The world's population is likely to grow faster than previously projected, United Nations research indicates. DW spoke with the UN's John Wilmoth about the causes and consequences of increasing population growth.
The United Nations on Thursday (13.06.2013) released revisions to its "World Population Prospects" report, which now predicts the world population will reach 9.6 billion by 2050. The UN's John Wilmoth talked to DW about the causes and consequences of increasing population growth.
DW: What factors or new information accounted for the revision? What are its most significant findings?
John Wilmoth: We only change things based on new information as it becomes available. In several of the least developed countries, many of them in sub-Saharan Africa, we found fertility levels higher than what we had expected. In fact, they've probably been higher than we thought in the last decade or so - the evidence for this sort of thing accumulates over time.
The impact of changing our current fertility estimates for many of these fast-growing countries is that we project the world population will be larger than what we had expected. By 2050, the middle-of-the-road scenario has increased from 9.3 to 9.6 billion. And in 2100, our medium variant projection has gone up from 10.1 to 10.9 billion. But I would emphasize that there's a lot of uncertainty about population projections.
The population is growing in poorer countries that consume fewer resources, and shrinking in wealthier countries where more resources are consumed. How could this affect the human footprint, and issues like climate change?
The ecological footprint in developed countries isn't going to shrink, unless they change their habits. Developing countries will also grow economically, and as a result their consumption of fossil fuels and other resources is increasing - also in large part as a result of changes in their consumption patterns. We can expect that will continue.
Africa's population is expected to more than double. What does it mean for the future of the continent, for example on issues like food security? What impacts could it have on development there?
Rapid population growth presents a challenge for development for several reasons. One is making available the necessary food, water, and other resources necessary for the population to live at an adequate standard of living, or in fact to improve it. The challenge is expanding the economic resources to support the population.
Another challenge beyond this numbers game is the age distribution, because populations that are growing rapidly have a high proportion of youth, who need to be educated, and eventually enter the labor market and find decent work. These are really important social challenges, as a "youth bulge" goes with rapid population development.

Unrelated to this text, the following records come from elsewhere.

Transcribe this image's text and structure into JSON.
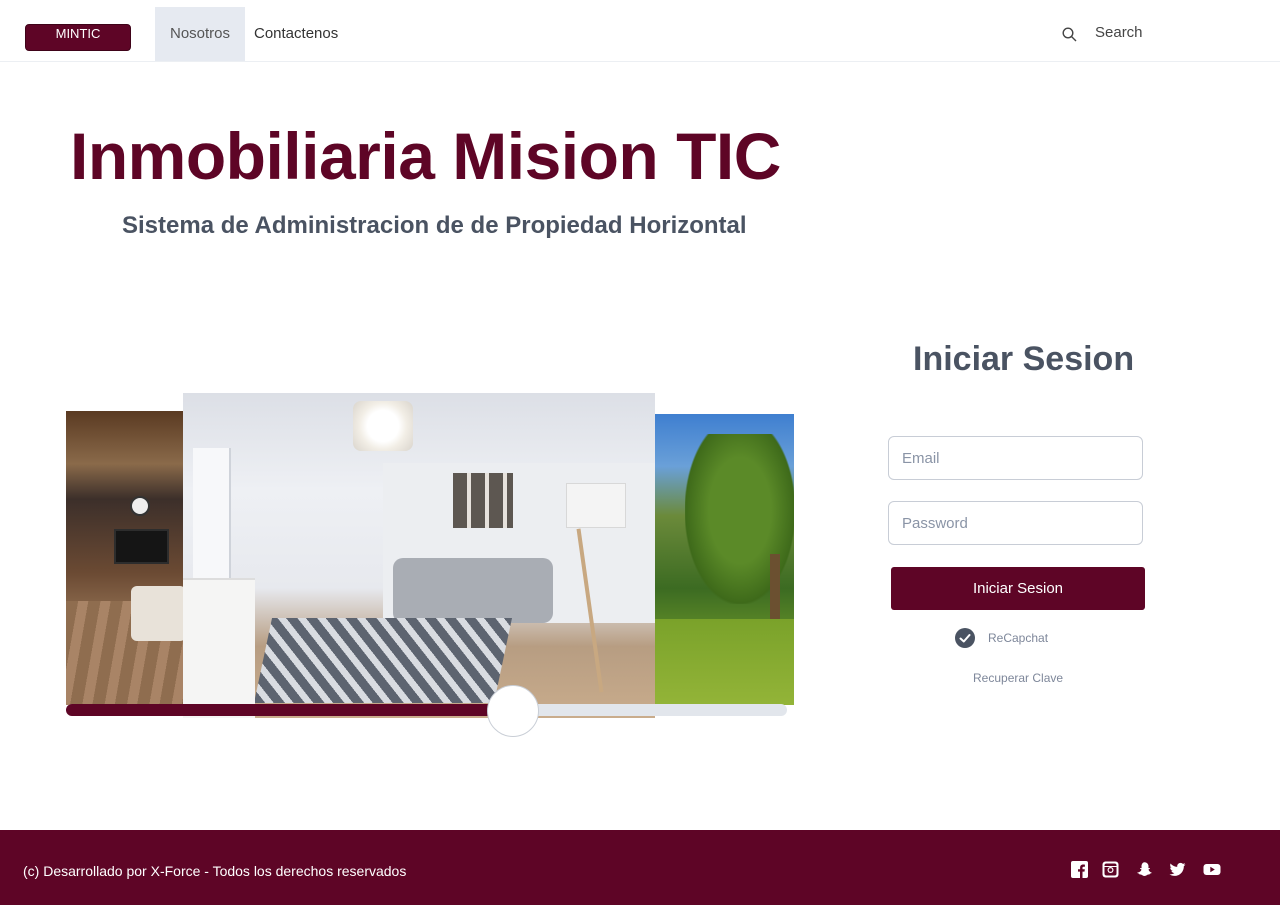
{
  "nav": {
    "brand": "MINTIC",
    "items": [
      {
        "label": "Nosotros",
        "active": true
      },
      {
        "label": "Contactenos",
        "active": false
      }
    ],
    "search_label": "Search",
    "search_icon": "search-icon"
  },
  "hero": {
    "title": "Inmobiliaria Mision TIC",
    "subtitle": "Sistema de Administracion de de Propiedad Horizontal"
  },
  "carousel": {
    "slides": [
      "living-room-left",
      "living-room-center",
      "lakeside-tree-right"
    ],
    "progress": 0.62
  },
  "login": {
    "title": "Iniciar Sesion",
    "email_placeholder": "Email",
    "password_placeholder": "Password",
    "email_value": "",
    "password_value": "",
    "submit_label": "Iniciar Sesion",
    "captcha_label": "ReCapchat",
    "captcha_checked": true,
    "recover_label": "Recuperar Clave"
  },
  "footer": {
    "text": "(c) Desarrollado por X-Force - Todos los derechos reservados",
    "social_icons": [
      "facebook-icon",
      "instagram-icon",
      "snapchat-icon",
      "twitter-icon",
      "youtube-icon"
    ]
  },
  "colors": {
    "brand": "#5e0526",
    "heading_gray": "#4a5362",
    "nav_active_bg": "#e6eaf1"
  }
}
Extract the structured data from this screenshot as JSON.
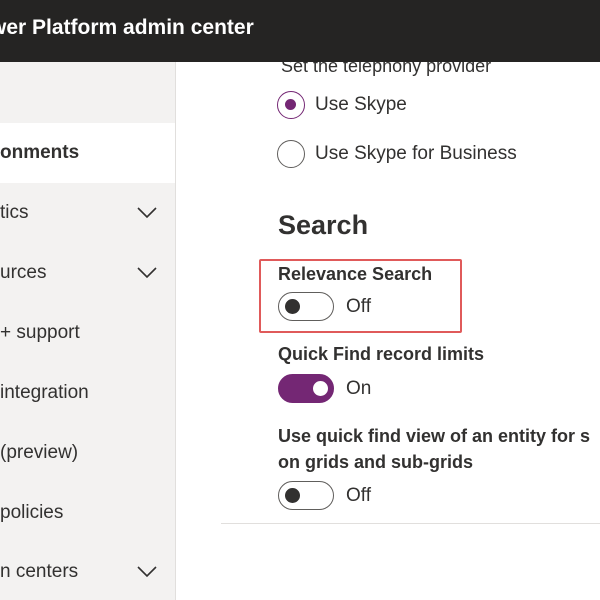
{
  "header": {
    "app_title": "wer Platform admin center",
    "background": "#252423"
  },
  "sidebar": {
    "items": [
      {
        "label": "onments",
        "selected": true,
        "expandable": false
      },
      {
        "label": "tics",
        "selected": false,
        "expandable": true
      },
      {
        "label": "urces",
        "selected": false,
        "expandable": true
      },
      {
        "label": "+ support",
        "selected": false,
        "expandable": false
      },
      {
        "label": "integration",
        "selected": false,
        "expandable": false
      },
      {
        "label": "(preview)",
        "selected": false,
        "expandable": false
      },
      {
        "label": "policies",
        "selected": false,
        "expandable": false
      },
      {
        "label": "n centers",
        "selected": false,
        "expandable": true
      }
    ]
  },
  "main": {
    "cutoff_text": "Set the telephony provider",
    "telephony_options": [
      {
        "label": "Use Skype",
        "checked": true
      },
      {
        "label": "Use Skype for Business",
        "checked": false
      }
    ],
    "search_section": {
      "title": "Search",
      "relevance_search": {
        "label": "Relevance Search",
        "state": "Off",
        "on": false
      },
      "quick_find_limits": {
        "label": "Quick Find record limits",
        "state": "On",
        "on": true
      },
      "quick_find_view": {
        "label_line1": "Use quick find view of an entity for s",
        "label_line2": "on grids and sub-grids",
        "state": "Off",
        "on": false
      }
    }
  },
  "colors": {
    "accent": "#742774",
    "highlight_border": "#e05a5a",
    "sidebar_bg": "#f3f2f1"
  }
}
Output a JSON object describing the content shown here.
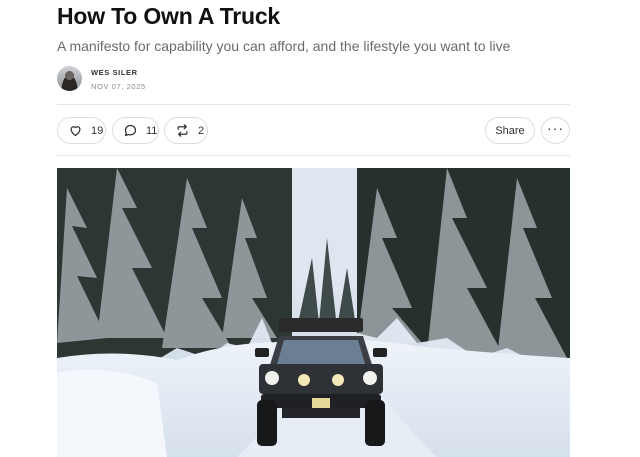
{
  "article": {
    "title": "How To Own A Truck",
    "subtitle": "A manifesto for capability you can afford, and the lifestyle you want to live"
  },
  "byline": {
    "author": "WES SILER",
    "date": "NOV 07, 2025"
  },
  "actions": {
    "likes": "19",
    "comments": "11",
    "restacks": "2",
    "share_label": "Share",
    "more_label": "···"
  },
  "icons": [
    "heart-icon",
    "comment-icon",
    "restack-icon",
    "more-icon"
  ],
  "colors": {
    "text": "#111111",
    "muted": "#6b6b6b",
    "border": "#dcdcdc"
  }
}
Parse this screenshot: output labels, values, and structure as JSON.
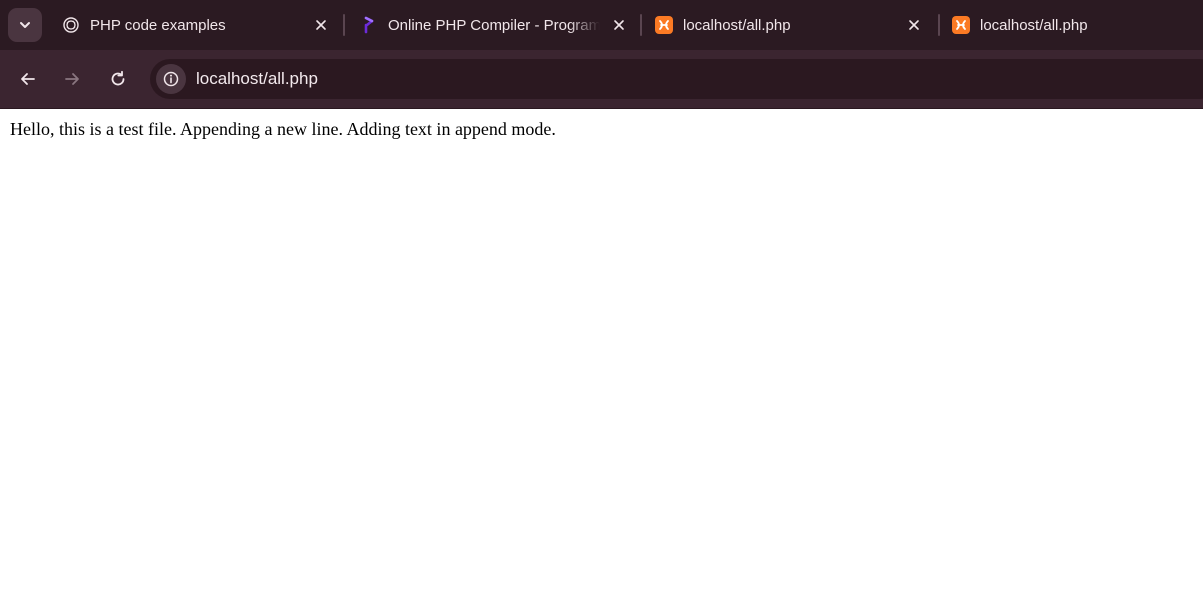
{
  "tabs": [
    {
      "title": "PHP code examples",
      "icon": "chatgpt-icon",
      "closable": true
    },
    {
      "title": "Online PHP Compiler - Programiz",
      "icon": "programiz-icon",
      "closable": true
    },
    {
      "title": "localhost/all.php",
      "icon": "xampp-icon",
      "closable": true,
      "active": true
    },
    {
      "title": "localhost/all.php",
      "icon": "xampp-icon",
      "closable": false
    }
  ],
  "toolbar": {
    "url": "localhost/all.php"
  },
  "page": {
    "text": "Hello, this is a test file. Appending a new line. Adding text in append mode."
  },
  "colors": {
    "tabstrip_bg": "#2b1a22",
    "toolbar_bg": "#3b2530",
    "omnibox_bg": "#2b1820",
    "xampp_orange": "#fb7a24",
    "programiz_purple": "#6c2bd9"
  }
}
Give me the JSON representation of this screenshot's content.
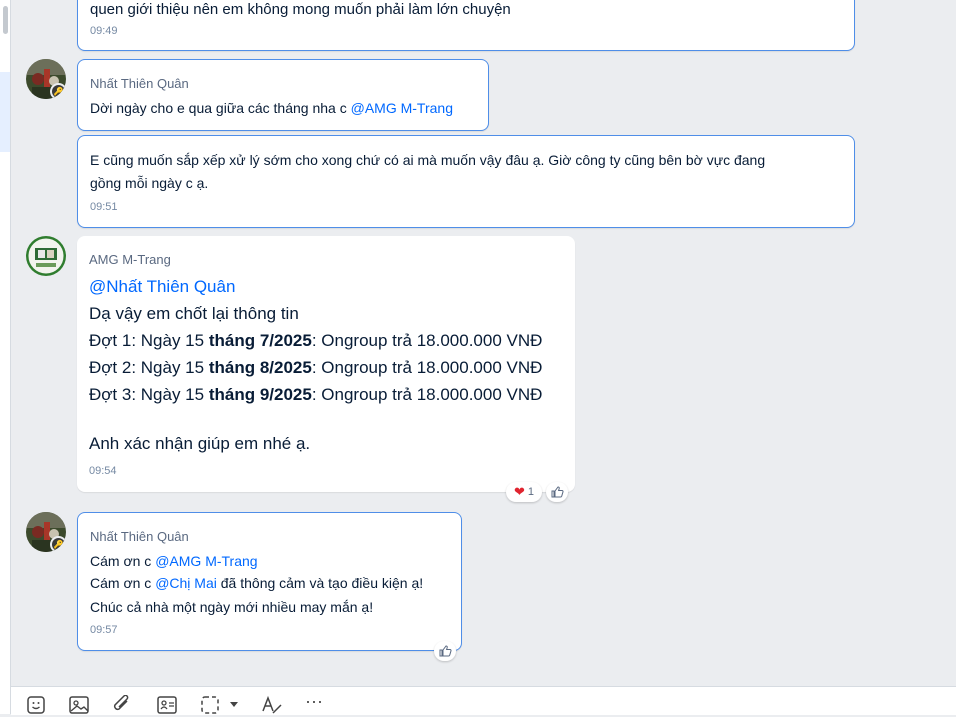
{
  "messages": [
    {
      "text": "quen giới thiệu nên em không mong muốn phải làm lớn chuyện",
      "time": "09:49"
    },
    {
      "sender": "Nhất Thiên Quân",
      "text_prefix": "Dời ngày cho e qua giữa các tháng nha c ",
      "mention": "@AMG M-Trang"
    },
    {
      "line1": "E cũng muốn sắp xếp xử lý sớm cho xong chứ có ai mà muốn vậy đâu ạ. Giờ công ty cũng bên bờ vực đang",
      "line2": "gồng mỗi ngày c ạ.",
      "time": "09:51"
    },
    {
      "sender": "AMG M-Trang",
      "mention": "@Nhất Thiên Quân",
      "line1": "Dạ vậy em chốt lại thông tin",
      "rows": [
        {
          "lead": "Đợt 1: Ngày 15 ",
          "bold": "tháng 7/2025",
          "tail": ": Ongroup trả 18.000.000 VNĐ"
        },
        {
          "lead": "Đợt 2: Ngày 15 ",
          "bold": "tháng 8/2025",
          "tail": ": Ongroup trả 18.000.000 VNĐ"
        },
        {
          "lead": "Đợt 3: Ngày 15 ",
          "bold": "tháng 9/2025",
          "tail": ": Ongroup trả 18.000.000 VNĐ"
        }
      ],
      "closing": "Anh xác nhận giúp em nhé ạ.",
      "time": "09:54",
      "reaction_count": "1"
    },
    {
      "sender": "Nhất Thiên Quân",
      "line1_prefix": "Cám ơn c ",
      "line1_mention": "@AMG M-Trang",
      "line2_prefix": "Cám ơn c ",
      "line2_mention": "@Chị Mai",
      "line2_suffix": " đã thông cảm và tạo điều kiện ạ!",
      "line3": "Chúc cả nhà một ngày mới nhiều may mắn ạ!",
      "time": "09:57"
    }
  ],
  "icons": {
    "heart": "❤",
    "more": "···"
  },
  "colors": {
    "background": "#ebedf0",
    "mine_border": "#4f8ee8",
    "mention": "#0068ff"
  }
}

If fertility then falls, this can be a very beneficial time for countries - often referred to as the "demographic dividend" - because you have a high ration of workers. Many developing countries, China and India in particular, have begun to enjoy this dividend. If other developing countries can successfully reduce their fertility levels over the coming years, then they too could experience this benefit.
According to the report, some of the poorest countries are growing at the highest rates. What are the reasons for that, and what can be done to check such population growth?
The experience of many African countries in the 1990s seems to suggest that fertility was beginning to fall there, as it did in East Asia earlier. That was attributed to various factors, like changes in valuing education. This basically means people delay their entry into child bearing and parenting, which also prepares them for the work world where combining children and work is not so easy. Especially as women enter the workforce, the incentives shift even farther toward having smaller families.
At the same time, there was a cultural change about the value of small families, there was also a substantial effort to make modern contraception more available to people. So, you combine the changing economic incentives, which really go back to education and market-based economies, with the cultural changes and access to contraception, and that seemed to be leading to a reduction in fertility.
More recently, that seems to have slowed down, and more research is needed to find out why this has happened. Some people have argued that it's due to the reduction over the last two decades in the effort to broaden access to family planning. The "Family Planning 2020" initiative is one response to this.
Countries like Germany exhibit an inverted population pyramid structure, and soon countries like China will too. What problems are associated with this?
There are known and unknown problems. Known problems include social and financial arrangements for the elderly: as the older population grows, it becomes increasingly expensive to support it through health care and pensions. This is a major challenge. It's not just a question of how many older people there are; it's also a question of how much money is spent to support them. We know that one way to control this is for example to gradually shift the retirement age higher.
But one problem we haven't talked a lot about with countries that have a below-replacement level of about 2.1 children per woman - this inverted pyramid you mentioned - is this built environment we have. We've seen this a little bit in some cities that have become depopulated - the challenges of dealing with the built environment. How do you decommission buildings, how do you convert industrial areas back to green spaces, for example? The challenges of dealing with population decline I think are not very well understood, because it's really just starting with countries like Germany and Japan.
People often ask me, what's the best population trend? I do believe it's prudent to avoid these extremes, and be somewhere in the middle.
John Wilmoth is director of the population division at the United Nations. He was previously a professor of demography at the University of California at Berkeley.